To preserve life, it is not enough to refrain from destroying it We must also make it wider, deeper, bolder and more joyful. Strength is the only thing which allows man to rise higher. In the eyes of nature, it is the supreme virtue while weakness is the worst vice. The weak are destined to perish, for life loves only the strong. The strength we need does not resemble the muscular strength of the athlete, the moral strength of the ascetic or the intellectual strength of the philosopher and the scientist. It comprises stamina, harmony and suppleness of muscles, organs and mind along with the capacity to bear fatigue, hunger, sorrow and anxiety. It is the will to hope and to act, the solidarity of the body and soul which does not admit the possibility of defeat, the joy which permeates our whole being. How can we acquire this strength? The only way is by patient, dogged, daily effort; unconscious effort on tie part of the heart, the glands and all the anatomical system; conscious effort on the part of the will, the intelligence and the muscles. One must learn little by little, by exercises repeated every day, to establish order in one's life, to accept one's self-imposed discipline and to be one's own master. One must also train oneself, by small and frequent efforts, to dominate one's feelings; one's nervousness, laziness, weariness and suffering. Such an apprenticeship is indispensable to any civilized person; the basic error of modern teaching is to have neglected it

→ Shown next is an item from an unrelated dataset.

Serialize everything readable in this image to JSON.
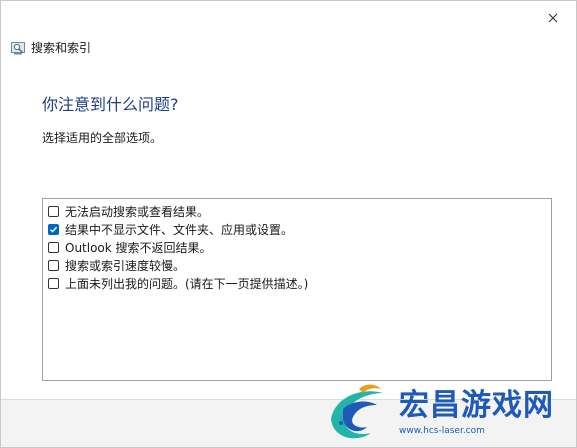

The rules to follow are many, but simple. They consist in leading our daily life as the structure of our body and mind demands. We must learn to endure heat, cold and fatigue; to walk, run and climb in all extremes of weather. We must also avoid as much as possible the artificial atmosphere of offices, flats and motorcars. In the choice of the quantity of food we eat we ought to follow modern principles of nutrition. We should sleep neither too much nor too little and in a quiet atmosphere. We should specialize in the work to which we are physically and mentally capable of adapting ourselves and do it as best we can. We should rest and amuse ourselves in such a way that rest and amusement do not become an additional fatigue or a total waste of time. We should avoid the exhibitionism of official sports but we should practice every day such exercises as those recommended by Hebert, which simultaneously develop organs, bones and muscles. We should also accomplish daily, outside of our professional work, some definite task of an intellectual, esthetic, moral or religious nature. Those who have the courage to order their existence thus will be magnificently rewarded. Life will give herself to them, as she gave herself to the inhabitants of ancient Greece, in her full strength and beauty.

The history of animals and men shows that the weak have no rights, not even the right to live on the land of their forefathers. The inhabitants of Normandy, Brittany and Anjou, the fairest, richest and most enviable provinces in France, have allowed life to grow feeble in themselves and in their children. If they do not become regenerate, history will once more repeat itself. Sooner or later they will be replaced by biologically stronger races. This will come about all the more easily because modern methods permit the swift deportation of whole populations far from their homes to regions which a rigorous climate and poor soil have emptied of their inhabitants.

Nature has no pity for alcoholics or for those who are lazy or feeble-minded. She favors those who are sober, alert, intelligent and enthusiastic; most of all, those who have the courage to take risks and who possess the will to succeed. She smiles on those who are ready to live hard and dangerously. Whoever refuses to take risks pays the penalty of loss of life in one form or another.